Document Type


Degree Name

Master of Medicine (MMed)

First Supervisor/Advisor

Evan Sequeira

Second Supervisor/Advisor

P. J. Onjwang

Third Supervisor/Advisor

Wangira Musana


Obstetrics and Gynaecology (East Africa)


Introduction: Low Vitamin D levels in pregnancy have been associated with an increased risk of gestational diabetes, pre-eclampsia, bacterial vaginosis, preterm birth, disordered fetal skeletal homeostasis, and impaired offspring lung health. As a result, current public health advice in several countries is to universally supplement Vitamin D during pregnancy. Data regarding the Vitamin D levels of the ethnic obstetric population in Kenya are not available; hence recommendations for Vitamin D supplementation have no scientific basis.

Objectives of study: This research was carried out to determine the prevalence of deficiency of Vitamin D in ethnic African obstetric patients who had delivered at the Aga Khan University Hospital, Nairobi, Kenya, by measuring levels of twenty-five hydroxyVitamin D (25OHD - the status marker of Vitamin D), noting that levels in pregnancy worldwide vary from 18 - 84%, and local levels are unknown.

Methods: This was a cross-sectional prevalence study carried out at the Aga Khan University Hospital in Nairobi, Kenya, with the study population being ethnic African females who had delivered at the facility. This site was chosen as it is an urban hospital found within the equatorial belt, where majority of the population is dark-skinned (higher melanin levels hamper Vitamin D production via skin, the primary method through which Vitamin D is produced in the body). Blood samples were collected from 97 sequentially sampled newly delivered women after informed consent, and the levels of 25OHD were measured. The prevalence of deficiency was thereafter calculated. The Vitamin D levels were also related to the patient’s Body Mass Index, and their categorical amount of sun exposure.

Results: The prevalence of Vitamin D deficiency in the stated population was calculated to be 79.4% (95% CI 70.5 - 86.6%). No association was noted between the Vitamin D levels, and the Body Mass Indices of the participants, and neither was an associated relationship inferred between Vitamin D levels and the sun exposure times.

Conclusion: It is concluded that the prevalence of Vitamin D deficiency is present in a significant proportion of the ethnic African urban mothers that choose to deliver at the Aga Khan University Hospital in Nairobi, Kenya. This figure is noted to be amongst the upper part of the range signifying Vitamin D deficiency in pregnancy the world over (18-84%).

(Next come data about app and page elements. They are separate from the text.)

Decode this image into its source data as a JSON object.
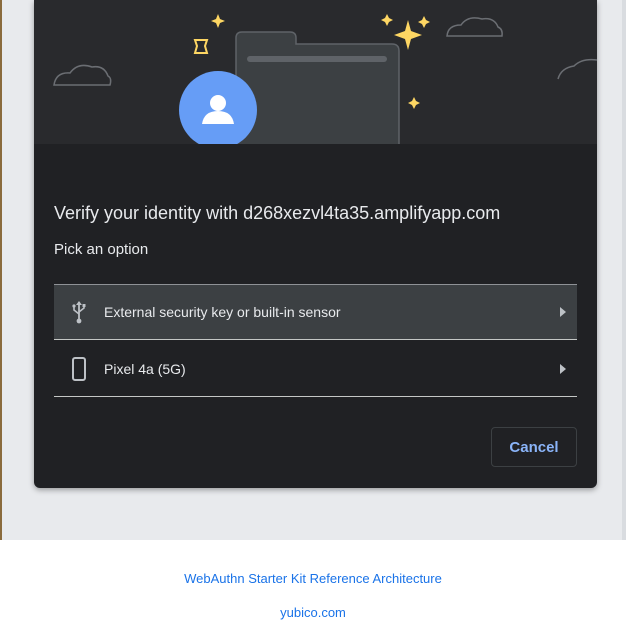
{
  "dialog": {
    "title": "Verify your identity with d268xezvl4ta35.amplifyapp.com",
    "subtitle": "Pick an option",
    "options": [
      {
        "label": "External security key or built-in sensor",
        "icon": "usb-icon"
      },
      {
        "label": "Pixel 4a (5G)",
        "icon": "phone-icon"
      }
    ],
    "cancel_label": "Cancel"
  },
  "footer": {
    "link1": "WebAuthn Starter Kit Reference Architecture",
    "link2": "yubico.com"
  },
  "colors": {
    "accent": "#8ab4f8",
    "link": "#1a73e8",
    "dialog_bg": "#202124",
    "header_bg": "#292a2d",
    "selected_row": "#3c4043",
    "avatar": "#669df6",
    "sparkle": "#fdd663"
  }
}
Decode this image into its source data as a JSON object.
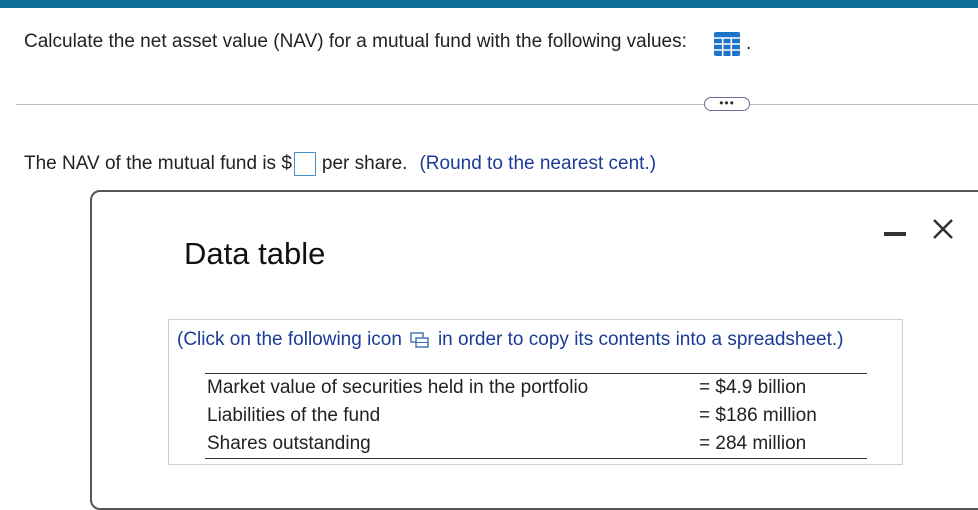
{
  "question": {
    "text": "Calculate the net asset value (NAV) for a mutual fund with the following values:",
    "trailing": ".",
    "table_icon": "grid-table-icon"
  },
  "divider": {
    "more_label": "•••"
  },
  "answer": {
    "prefix": "The NAV of the mutual fund is $",
    "input_value": "",
    "suffix": "per share.",
    "hint": "(Round to the nearest cent.)"
  },
  "dialog": {
    "title": "Data table",
    "minimize_icon": "minimize-icon",
    "close_icon": "close-icon",
    "copy_prefix": "(Click on the following icon",
    "copy_suffix": "in order to copy its contents into a spreadsheet.)",
    "rows": [
      {
        "label": "Market value of securities held in the portfolio",
        "value": "= $4.9 billion"
      },
      {
        "label": "Liabilities of the fund",
        "value": "= $186 million"
      },
      {
        "label": "Shares outstanding",
        "value": "= 284 million"
      }
    ]
  },
  "colors": {
    "topbar": "#0b6f96",
    "hint": "#1a3c96",
    "icon": "#1d74c9"
  }
}
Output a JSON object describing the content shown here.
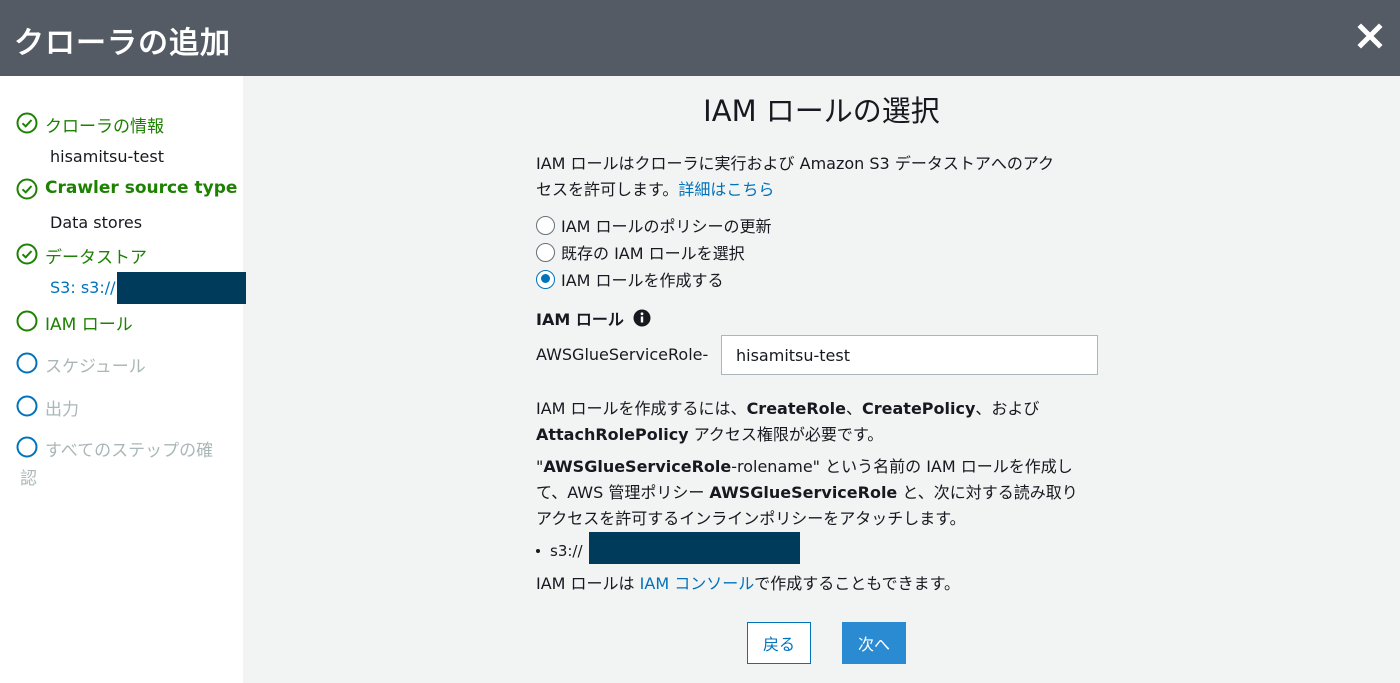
{
  "window": {
    "title": "クローラの追加"
  },
  "steps": [
    {
      "label": "クローラの情報",
      "state": "done",
      "detail": "hisamitsu-test"
    },
    {
      "label": "Crawler source type",
      "state": "done",
      "detail": "Data stores"
    },
    {
      "label": "データストア",
      "state": "done",
      "detail": "S3: s3://"
    },
    {
      "label": "IAM ロール",
      "state": "current"
    },
    {
      "label": "スケジュール",
      "state": "pending"
    },
    {
      "label": "出力",
      "state": "pending"
    },
    {
      "label": "すべてのステップの確",
      "label_line2": "認",
      "state": "pending"
    }
  ],
  "main": {
    "heading": "IAM ロールの選択",
    "intro_line1": "IAM ロールはクローラに実行および Amazon S3 データストアへのアク",
    "intro_line2": "セスを許可します。",
    "intro_link": "詳細はこちら",
    "options": [
      {
        "label": "IAM ロールのポリシーの更新",
        "selected": false
      },
      {
        "label": "既存の IAM ロールを選択",
        "selected": false
      },
      {
        "label": "IAM ロールを作成する",
        "selected": true
      }
    ],
    "field_label": "IAM ロール",
    "prefix": "AWSGlueServiceRole-",
    "input_value": "hisamitsu-test",
    "perm": {
      "p1": "IAM ロールを作成するには、",
      "b1": "CreateRole",
      "p2": "、",
      "b2": "CreatePolicy",
      "p3": "、および",
      "b3": "AttachRolePolicy",
      "p4": " アクセス権限が必要です。"
    },
    "desc": {
      "q1": "\"",
      "b1": "AWSGlueServiceRole",
      "p1": "-rolename\" という名前の IAM ロールを作成し",
      "p2": "て、AWS 管理ポリシー ",
      "b2": "AWSGlueServiceRole",
      "p3": " と、次に対する読み取り",
      "p4": "アクセスを許可するインラインポリシーをアタッチします。"
    },
    "bullet": "s3://",
    "console_p1": "IAM ロールは ",
    "console_link": "IAM コンソール",
    "console_p2": "で作成することもできます。",
    "back_label": "戻る",
    "next_label": "次へ"
  },
  "colors": {
    "header": "#545b64",
    "done": "#1d8102",
    "link": "#0073bb",
    "pending": "#aab7b8",
    "primary": "#2b8bd2",
    "redaction": "#003b5c"
  }
}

Recommendations: Further to this finding, the study provides evidence for routine Vitamin D supplementation during pregnancy in ethnic African females living in equatorial cities. Larger studies that will measure Vitamin D levels of ethnic Africans in view of their Parathyroid Hormone and serum Calcium and Phosphate levels, are required to find the Vitamin D levels that are considered as physiologically ‘normal’ in this population. This may give further clarity on the deficient states found in this study. Comparison to values from the rural population may highlight any differences.